Northwest Farm Credit Service Reports Strong Year For Some In 2012

Co-op bank snapshots of crops reveals farm scenario for year.

Published on: Feb 26, 2013

Northwest Farm Credit Services, a Spokane, Wash.-based lender serving the West, says 2012 was a "strong year for most ag producers" in the region.

"Excellent yields and high prices are resulting in good profits for apple, wheat and sugarbeet growers, while tight supplies are bolstering returns for cow-calf and hay producers," the bank reports.

The Northwest farm industry "remains strong,"  co-op officials conclude.

In Idaho, for example, producers turned in a record $7.7 billion year for farm gate returns last year, and even posted a 5% net income return against a USDA report that nets nationally were down overall for farmers last year.

Dairy cattle struggled for profitability in 2012 as high feed prices cut into grower net returns.
Dairy cattle struggled for profitability in 2012 as high feed prices cut into grower net returns.

The following highlights depict the general health of select industries included in the NFCS "Knowledge Center Market Snapshots," which producers can view online at

BEEF: Cattle markets stabilized at the end of 2012 following a turbulent third quarter. Prices for calves, yearlings and fed cattle increased modestly despite continued corn market volatility. Cow-calf sector profitability remains strong and producers should enjoy healthy profit margins in 2013.

DAIRY: Northwest dairy producers are cautiously optimistic entering 2013. After enduring a year of rising feed prices and thin profit margins, Idaho produces generally experienced a profitable 2012. Returns in Washington are more variable, including profits and losses.

HAY: Northwestern producers benefitted from strong hay prices. Prices met resistance from dairy buyers throughout 2012, but tight supplies and high-cost alternatives limited the dairy industry's market influence. Export market growth helped to offset lower demand from dairies.

WHEAT: Strong yields and markets resulted in an outstanding year for most grain growers. Eastern and southern Montana were impacted by drought which hurt yields. Lower global wheat supplies may boost domestic wheat prices during the 2012-13 marketing year, but the pace of U.S. exports remains poor.

POTATOES: Potato markets are weak heading into 2013, pressured by increased production. While contract potato prices provided growers with profits, open potato returns are well below production costs.

SUGARBEETS: Despite widespread replanting last spring, growing conditions were favorable though the summer and fall, resulting high yields for the Northwest. Higher production was matched by good demand and favorable prices. Increasing world sugar production is expected to pressure prices in coming  years.

APPLES: The Northwest produced a record-shattering apple crop in  2012, attributed to increased orchard productivity and excellent fall weather with favorable prices. Strong demand led to  pressure to harvest as many apples as possible.

WINE/VINEYARD: The 2012 Northwest grape crop faced favorable weather and one of the best vintages ever in terms of quality in Oregon.

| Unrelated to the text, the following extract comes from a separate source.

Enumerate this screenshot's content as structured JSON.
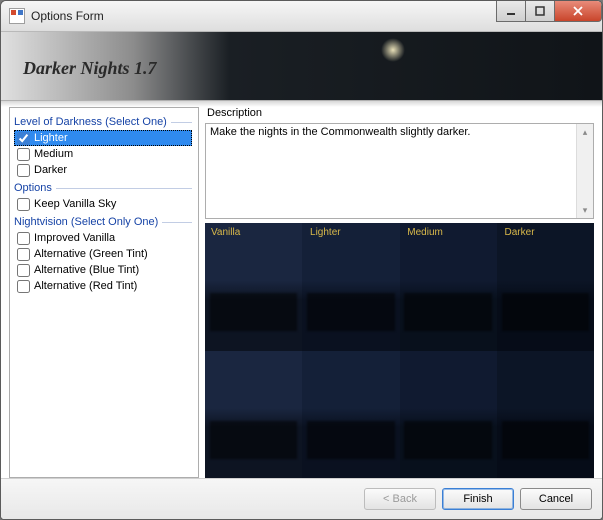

Washington  grower also saw a record harvest of good quality. The outlook for Northwest grape growers and wineries is good, supported by increasing wine sales, bulk wine shortages in California, and an expected global wine shortage in 2013.

NURSERY/GREENHOUSE: Uncertainties in the general economy continue to impact on these industries, but the road to recovery appears to be obvious. Most producers expected to show modest profits for 2012.

For more on this story and a closeup of how Idaho ag did in 2012, see our article in the March Western Farmer-Stockman.